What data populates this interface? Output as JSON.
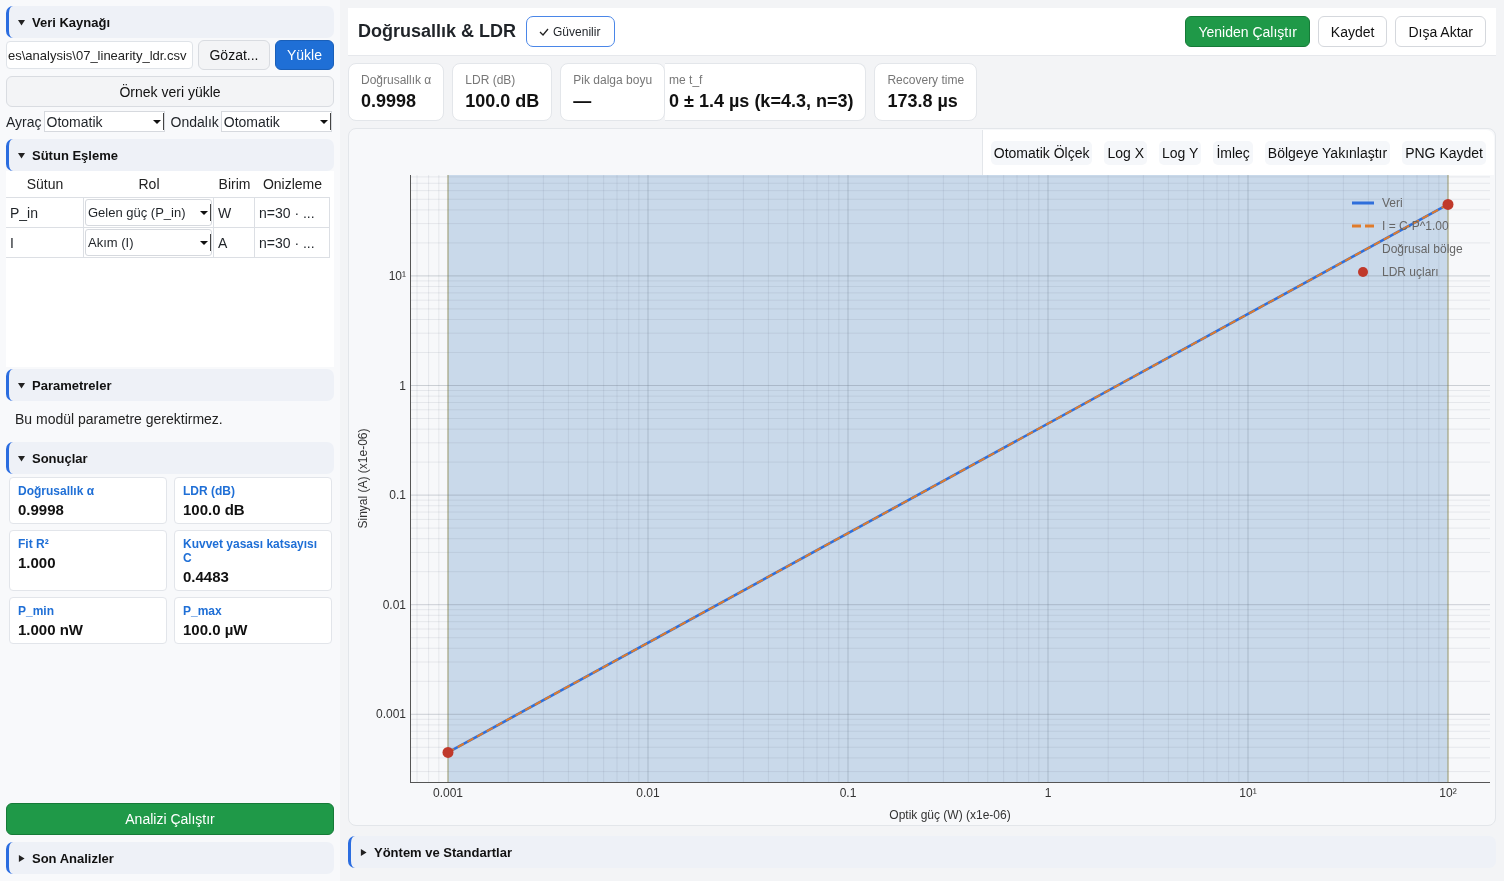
{
  "sidebar": {
    "data_source": {
      "title": "Veri Kaynağı",
      "expanded": true,
      "file_path": "es\\analysis\\07_linearity_ldr.csv",
      "browse_button": "Gözat...",
      "load_button": "Yükle",
      "sample_button": "Örnek veri yükle",
      "separator": {
        "label": "Ayraç",
        "value": "Otomatik"
      },
      "decimal": {
        "label": "Ondalık",
        "value": "Otomatik"
      }
    },
    "column_mapping": {
      "title": "Sütun Eşleme",
      "expanded": true,
      "columns": [
        "Sütun",
        "Rol",
        "Birim",
        "Onizleme"
      ],
      "rows": [
        {
          "column": "P_in",
          "role": "Gelen güç (P_in)",
          "unit": "W",
          "preview": "n=30 · ..."
        },
        {
          "column": "I",
          "role": "Akım (I)",
          "unit": "A",
          "preview": "n=30 · ..."
        }
      ]
    },
    "parameters": {
      "title": "Parametreler",
      "expanded": true,
      "note": "Bu modül parametre gerektirmez."
    },
    "results": {
      "title": "Sonuçlar",
      "expanded": true,
      "cards": [
        {
          "label": "Doğrusallık α",
          "value": "0.9998"
        },
        {
          "label": "LDR (dB)",
          "value": "100.0 dB"
        },
        {
          "label": "Fit R²",
          "value": "1.000"
        },
        {
          "label": "Kuvvet yasası katsayısı C",
          "value": "0.4483"
        },
        {
          "label": "P_min",
          "value": "1.000 nW"
        },
        {
          "label": "P_max",
          "value": "100.0 µW"
        }
      ]
    },
    "run_button": "Analizi Çalıştır",
    "recent": {
      "title": "Son Analizler",
      "expanded": false
    }
  },
  "header": {
    "title": "Doğrusallık & LDR",
    "badge": "Güvenilir",
    "buttons": [
      {
        "kind": "rerun",
        "label": "Yeniden Çalıştır"
      },
      {
        "kind": "save",
        "label": "Kaydet"
      },
      {
        "kind": "export",
        "label": "Dışa Aktar"
      }
    ]
  },
  "kpis": [
    {
      "kind": "full",
      "label": "Doğrusallık α",
      "value": "0.9998"
    },
    {
      "kind": "full",
      "label": "LDR (dB)",
      "value": "100.0 dB"
    },
    {
      "kind": "full",
      "label": "Pik dalga boyu",
      "value": "—"
    },
    {
      "kind": "partial",
      "label": "me t_f",
      "value": "0 ± 1.4 µs (k=4.3, n=3)"
    },
    {
      "kind": "full",
      "label": "Recovery time",
      "value": "173.8 µs"
    }
  ],
  "chart": {
    "toolbar": [
      "Otomatik Ölçek",
      "Log X",
      "Log Y",
      "İmleç",
      "Bölgeye Yakınlaştır",
      "PNG Kaydet"
    ],
    "y_ticks": [
      "10¹",
      "1",
      "0.1",
      "0.01",
      "0.001"
    ],
    "ylabel": "Sinyal (A) (x1e-06)",
    "x_ticks": [
      "0.001",
      "0.01",
      "0.1",
      "1",
      "10¹",
      "10²"
    ],
    "xlabel": "Optik güç (W) (x1e-06)",
    "legend": [
      {
        "kind": "line",
        "label": "Veri",
        "color": "#2f6fdb"
      },
      {
        "kind": "dashed",
        "label": "I = C·P^1.00",
        "color": "#e07b2a"
      },
      {
        "kind": "band",
        "label": "Doğrusal bölge",
        "color": "#c9d9ea"
      },
      {
        "kind": "dot",
        "label": "LDR uçları",
        "color": "#c0392b"
      }
    ]
  },
  "methods": {
    "title": "Yöntem ve Standartlar",
    "expanded": false
  }
}
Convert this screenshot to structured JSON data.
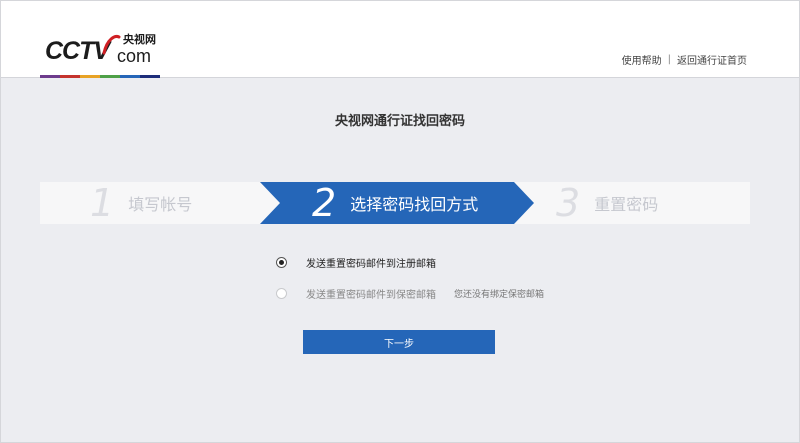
{
  "header": {
    "logo_text": "CCTV",
    "logo_domain": "com",
    "logo_cn": "央视网",
    "links": [
      "使用帮助",
      "返回通行证首页"
    ],
    "separator": "|"
  },
  "page_title": "央视网通行证找回密码",
  "steps": [
    {
      "num": "1",
      "label": "填写帐号",
      "active": false
    },
    {
      "num": "2",
      "label": "选择密码找回方式",
      "active": true
    },
    {
      "num": "3",
      "label": "重置密码",
      "active": false
    }
  ],
  "options": [
    {
      "label": "发送重置密码邮件到注册邮箱",
      "selected": true,
      "enabled": true,
      "note": ""
    },
    {
      "label": "发送重置密码邮件到保密邮箱",
      "selected": false,
      "enabled": false,
      "note": "您还没有绑定保密邮箱"
    }
  ],
  "next_button": "下一步",
  "colors": {
    "accent": "#2566b8",
    "logo_red": "#cf1f24",
    "brand_stripes": [
      "#6d3b8c",
      "#c5342d",
      "#e8a325",
      "#4ea047",
      "#2566b8",
      "#1d2d7a"
    ]
  }
}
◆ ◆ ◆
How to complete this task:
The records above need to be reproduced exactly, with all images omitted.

Answer for this exercise:
What data populates this interface? Output as JSON.
{
  "sidebar": {
    "data_source": {
      "title": "Veri Kaynağı",
      "expanded": true,
      "file_path": "es\\analysis\\07_linearity_ldr.csv",
      "browse_button": "Gözat...",
      "load_button": "Yükle",
      "sample_button": "Örnek veri yükle",
      "separator": {
        "label": "Ayraç",
        "value": "Otomatik"
      },
      "decimal": {
        "label": "Ondalık",
        "value": "Otomatik"
      }
    },
    "column_mapping": {
      "title": "Sütun Eşleme",
      "expanded": true,
      "columns": [
        "Sütun",
        "Rol",
        "Birim",
        "Onizleme"
      ],
      "rows": [
        {
          "column": "P_in",
          "role": "Gelen güç (P_in)",
          "unit": "W",
          "preview": "n=30 · ..."
        },
        {
          "column": "I",
          "role": "Akım (I)",
          "unit": "A",
          "preview": "n=30 · ..."
        }
      ]
    },
    "parameters": {
      "title": "Parametreler",
      "expanded": true,
      "note": "Bu modül parametre gerektirmez."
    },
    "results": {
      "title": "Sonuçlar",
      "expanded": true,
      "cards": [
        {
          "label": "Doğrusallık α",
          "value": "0.9998"
        },
        {
          "label": "LDR (dB)",
          "value": "100.0 dB"
        },
        {
          "label": "Fit R²",
          "value": "1.000"
        },
        {
          "label": "Kuvvet yasası katsayısı C",
          "value": "0.4483"
        },
        {
          "label": "P_min",
          "value": "1.000 nW"
        },
        {
          "label": "P_max",
          "value": "100.0 µW"
        }
      ]
    },
    "run_button": "Analizi Çalıştır",
    "recent": {
      "title": "Son Analizler",
      "expanded": false
    }
  },
  "header": {
    "title": "Doğrusallık & LDR",
    "badge": "Güvenilir",
    "buttons": [
      {
        "kind": "rerun",
        "label": "Yeniden Çalıştır"
      },
      {
        "kind": "save",
        "label": "Kaydet"
      },
      {
        "kind": "export",
        "label": "Dışa Aktar"
      }
    ]
  },
  "kpis": [
    {
      "kind": "full",
      "label": "Doğrusallık α",
      "value": "0.9998"
    },
    {
      "kind": "full",
      "label": "LDR (dB)",
      "value": "100.0 dB"
    },
    {
      "kind": "full",
      "label": "Pik dalga boyu",
      "value": "—"
    },
    {
      "kind": "partial",
      "label": "me t_f",
      "value": "0 ± 1.4 µs (k=4.3, n=3)"
    },
    {
      "kind": "full",
      "label": "Recovery time",
      "value": "173.8 µs"
    }
  ],
  "chart": {
    "toolbar": [
      "Otomatik Ölçek",
      "Log X",
      "Log Y",
      "İmleç",
      "Bölgeye Yakınlaştır",
      "PNG Kaydet"
    ],
    "y_ticks": [
      "10¹",
      "1",
      "0.1",
      "0.01",
      "0.001"
    ],
    "ylabel": "Sinyal (A) (x1e-06)",
    "x_ticks": [
      "0.001",
      "0.01",
      "0.1",
      "1",
      "10¹",
      "10²"
    ],
    "xlabel": "Optik güç (W) (x1e-06)",
    "legend": [
      {
        "kind": "line",
        "label": "Veri",
        "color": "#2f6fdb"
      },
      {
        "kind": "dashed",
        "label": "I = C·P^1.00",
        "color": "#e07b2a"
      },
      {
        "kind": "band",
        "label": "Doğrusal bölge",
        "color": "#c9d9ea"
      },
      {
        "kind": "dot",
        "label": "LDR uçları",
        "color": "#c0392b"
      }
    ]
  },
  "methods": {
    "title": "Yöntem ve Standartlar",
    "expanded": false
  }
}
Convert this screenshot to structured JSON data.
{
  "header": {
    "logo_text": "CCTV",
    "logo_domain": "com",
    "logo_cn": "央视网",
    "links": [
      "使用帮助",
      "返回通行证首页"
    ],
    "separator": "|"
  },
  "page_title": "央视网通行证找回密码",
  "steps": [
    {
      "num": "1",
      "label": "填写帐号",
      "active": false
    },
    {
      "num": "2",
      "label": "选择密码找回方式",
      "active": true
    },
    {
      "num": "3",
      "label": "重置密码",
      "active": false
    }
  ],
  "options": [
    {
      "label": "发送重置密码邮件到注册邮箱",
      "selected": true,
      "enabled": true,
      "note": ""
    },
    {
      "label": "发送重置密码邮件到保密邮箱",
      "selected": false,
      "enabled": false,
      "note": "您还没有绑定保密邮箱"
    }
  ],
  "next_button": "下一步",
  "colors": {
    "accent": "#2566b8",
    "logo_red": "#cf1f24",
    "brand_stripes": [
      "#6d3b8c",
      "#c5342d",
      "#e8a325",
      "#4ea047",
      "#2566b8",
      "#1d2d7a"
    ]
  }
}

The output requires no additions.